Protectionism fears dominate economic forum
The global economic crisis is no reason to shun free trade, British Prime Minister Gordon Brown said Saturday at a meeting of government and business leaders in Davos, Switzerland.
Speaking at the World Economic Forum, Brown warned about the rising threat of protectionism and recommended co-operation to address the problem.
"This is not like the 1930s. The world can come together," the prime minister said.
"It is possible for world leaders to make decisions that will make a difference to the projected development of the world economy.
"Now, of course, we've got to get the right ideas and, of course, we've got to build on the right principles. I believe we're in a global economy. You cannot now do without the global institutions that are necessary to make that global economy work," he said.
Peter Sutherland, former head of the World Trade Organization, said every political leader at the forum is talking about fears that countries will go into a protectionist spiral and introduce more tariffs on imported goods, a policy that would restrict trade between countries.

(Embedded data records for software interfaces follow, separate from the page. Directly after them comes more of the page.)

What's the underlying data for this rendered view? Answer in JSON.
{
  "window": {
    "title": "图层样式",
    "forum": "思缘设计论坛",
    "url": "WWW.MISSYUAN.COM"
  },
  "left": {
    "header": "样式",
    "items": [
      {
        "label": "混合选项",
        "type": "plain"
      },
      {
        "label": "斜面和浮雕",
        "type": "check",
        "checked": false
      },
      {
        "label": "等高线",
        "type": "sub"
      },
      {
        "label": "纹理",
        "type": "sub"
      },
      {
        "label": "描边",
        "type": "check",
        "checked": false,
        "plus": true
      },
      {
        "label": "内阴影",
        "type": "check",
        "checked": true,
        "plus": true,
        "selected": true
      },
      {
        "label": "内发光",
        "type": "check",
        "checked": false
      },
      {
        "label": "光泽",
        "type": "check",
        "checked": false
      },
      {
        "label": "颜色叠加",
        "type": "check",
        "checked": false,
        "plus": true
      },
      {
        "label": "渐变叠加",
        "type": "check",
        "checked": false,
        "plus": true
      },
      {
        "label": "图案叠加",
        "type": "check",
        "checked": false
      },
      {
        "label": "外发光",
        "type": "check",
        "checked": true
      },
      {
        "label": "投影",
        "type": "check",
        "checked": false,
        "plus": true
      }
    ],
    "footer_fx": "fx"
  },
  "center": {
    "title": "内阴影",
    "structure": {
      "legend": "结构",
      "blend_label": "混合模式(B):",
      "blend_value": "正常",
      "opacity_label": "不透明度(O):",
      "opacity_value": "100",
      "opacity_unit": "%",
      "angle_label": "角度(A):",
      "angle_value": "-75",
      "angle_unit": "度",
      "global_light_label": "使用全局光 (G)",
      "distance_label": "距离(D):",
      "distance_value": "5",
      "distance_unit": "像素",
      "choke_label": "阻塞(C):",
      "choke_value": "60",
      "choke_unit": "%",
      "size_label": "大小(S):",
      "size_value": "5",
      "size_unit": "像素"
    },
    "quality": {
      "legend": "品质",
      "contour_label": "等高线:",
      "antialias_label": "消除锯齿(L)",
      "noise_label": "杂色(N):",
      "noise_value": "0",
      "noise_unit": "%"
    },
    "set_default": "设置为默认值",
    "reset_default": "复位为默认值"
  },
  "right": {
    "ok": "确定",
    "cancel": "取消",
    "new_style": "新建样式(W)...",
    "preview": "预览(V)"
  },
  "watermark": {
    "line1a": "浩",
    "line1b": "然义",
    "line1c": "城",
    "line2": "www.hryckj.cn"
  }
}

"We've seen the repercussions of that in the 1930s, the loss of jobs, the loss of trade and, over all, taking longer to get out of a recession," said freelance journalist John Zaracostas, who's covering the World Economic Forum.
"There's a lot of pressure to try to revive the stalled global trade talks, the Doha Round, so things get moving on that front and more buffers are put into the system," he said.
Zaracostas said there are concerns over the decision by some international banks to pull back from developing countries, leaving them without the funds to stimulate their economies.
G-20 leaders to discuss protectionism
Brown told the Davos forum this is the wrong way to go and he's looking forward to hearing ideas on reversing the trend at the April 2 summit of G-20 leaders in London.
Canadian Finance Minister Jim Flaherty, who's in Davos, told CBC News there is also "overall concern" about Washington's Buy American clause in its stimulus package, which is before the U.S. Congress.
White House Press Secretary Robert Gibbs said Friday the Obama administration will review the provision to make sure it doesn't violate international trade agreements.
The provision would require all public works projects funded by the stimulus package to use only U.S.-made iron and steel.
Canadian International Trade Minister Stockwell Day, who's also at the economic talks, sounded hopeful that a retaliatory trade war might be averted.
Day said he's hearing supportive messages from American officials in Davos, including from the acting U.S. trade representative, Peter Allegeier.
"I'm cautiously optimistic that something can be worked out," Day said in a conference call. "In no uncertain terms they're telling us, 'We hear you, we recognize you've got concerns with this, we're doing some work.'
"'Keep talking to us and stay tuned' is sort of the message I'm getting from the U.S. trade representative."
Gibbs has said trade issues will be discussed when President Barack Obama meets Prime Minister Stephen Harper in Ottawa on Feb. 19.